Also see - http://www.onthesnow.ca/gear/a/2211/2015-men-s-all-mountain-back-ski-buyers--guide-/supernatural%20108/line or http://earlyups.com/earlyups-test-sessions-line-supernatural-108/ 

 

I initially thought that the difference might be associated with Jonathan reviewing the pre-production model, but Brett Carroll at Blister also reviewed the production model and was also rather stoked about the ski.  I've seen skis that have had a lot of subjective variance - either you love it or don't - the Cham comes to mind as an example. Makes me wonder about what SN108 is about.

 

I also looked at the ON3P Wrenegade 102 yesterday - fairly stiff rockered ski that looks like a hard charger - However, I was not able to find any reviews of that ski anywhere.  Has anyone tried the Wren 102?

 

post #15 of 17
Quote:
Originally Posted by canadianskier View Post

 

I also looked at the ON3P Wrenegade 102 yesterday - fairly stiff rockered ski that looks like a hard charger - However, I was not able to find any reviews of that ski anywhere.  Has anyone tried the Wren 102?

 

some info and initial impressions here

 

http://www.tetongravity.com/forums/showthread.php/274541-2014-2015-ON3P-Skis-(Official-Thread)-Discussion-and-Lust

post #16 of 17

I'm 5'11'' and 170lbs so I'm about your size. I have a pair of 2011 Line Prophet 90 (for everyday all-mountain cruising on groomers). But I prefer soft skis so I can be playful wherever. I've demoed the Supernaturals at Loon Mountain in NH last season. To be honest, I didn't care for them. The rubber dampening they've added to these skis made it feel really strange. The purpose of these rubber dampening is to quiet the skis on bumps but for me, it took out the responsiveness -- the feel you get in your boots between the skis and the surface of the snow. Yes it rides well in groomers but as soon as you take them off-piste, it honestly feels like driving a Cadillac through a rough pavement. That may be fine for most people, some might even prefer it, but I like the responsiveness feel. Edge hold and stability are all there. But I just didn't like the Supernaturals but that's just my opinion and I'm sure people will disagree. If you're looking for "turny" and poppy skis that can do everything and be stable, take a look at Blizzard Peacemaker or Regulator (or even Gunsmoke). All three share the same construction but just different waist width.
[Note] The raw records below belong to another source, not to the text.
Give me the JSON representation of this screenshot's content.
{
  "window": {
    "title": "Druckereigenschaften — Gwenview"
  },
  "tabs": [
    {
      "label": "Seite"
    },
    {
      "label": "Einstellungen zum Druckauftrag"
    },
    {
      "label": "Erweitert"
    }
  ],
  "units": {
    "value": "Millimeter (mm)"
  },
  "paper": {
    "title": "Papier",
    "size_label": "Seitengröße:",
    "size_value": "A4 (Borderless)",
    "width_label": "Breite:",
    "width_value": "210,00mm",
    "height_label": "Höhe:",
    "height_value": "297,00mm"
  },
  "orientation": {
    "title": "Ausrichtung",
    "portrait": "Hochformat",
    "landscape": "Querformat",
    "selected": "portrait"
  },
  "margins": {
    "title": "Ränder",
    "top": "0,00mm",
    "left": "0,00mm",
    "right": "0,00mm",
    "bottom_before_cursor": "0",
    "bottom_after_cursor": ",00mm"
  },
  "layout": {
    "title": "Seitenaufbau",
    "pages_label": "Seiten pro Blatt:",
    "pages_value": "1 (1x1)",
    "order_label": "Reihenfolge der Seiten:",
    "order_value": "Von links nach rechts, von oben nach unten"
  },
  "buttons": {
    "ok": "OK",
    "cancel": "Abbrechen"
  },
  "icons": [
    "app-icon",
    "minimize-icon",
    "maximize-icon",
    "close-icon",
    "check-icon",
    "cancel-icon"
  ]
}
They don't have metal but I think they're significantly stiffer than most freeride skis out there. These won't be as stiff or stable as Bonafides but due to its moderate tip/tail rocker, they will be very "turny" and it will give you the same amount of pop as Bonafides due to its solid Blizzard construction of good wood core, "flip core", vertical sidewalls and a decent amount of camber. 
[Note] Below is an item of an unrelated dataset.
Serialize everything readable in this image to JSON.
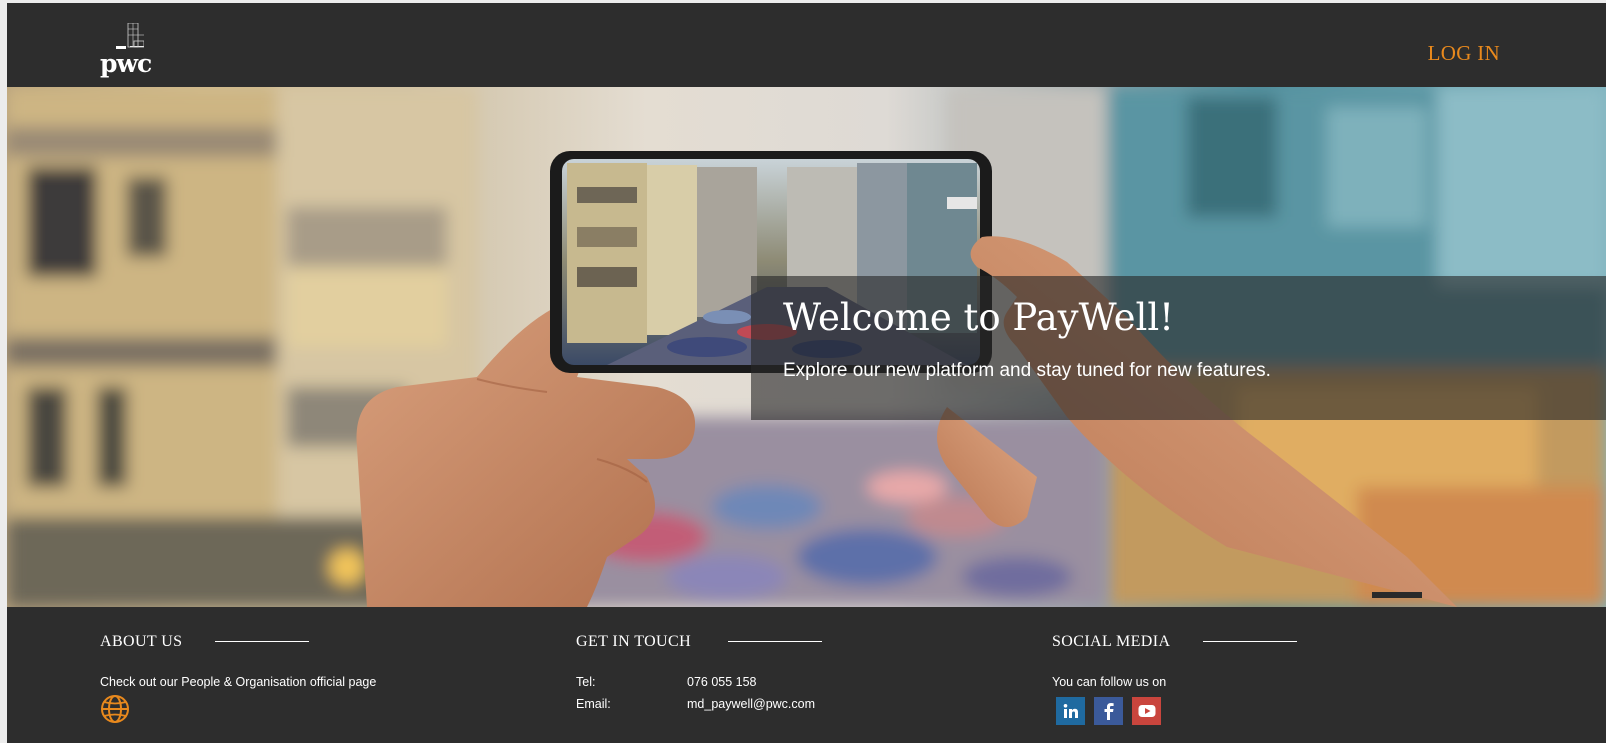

post #17 of 17

What size qlab did you demo? I'm 6'2 210lbs, expert skier, love the bumps and steep tight trees...I'm torn between 183 and 190. I demo'd the K2 Pinnacle 105 and thought it was nice, but boring...I'm coming off the original Volkl Mantras. Thanks for any info you have.

New Posts  All Forums:Forum Nav:
  Return Home
  Back to Forum: Ski Gear Discussion
EpicSki › The Barking Bear Forums › On the Snow (Skiing Forums) › Ski Gear Discussion › Line Supernatural 108 vs Cochise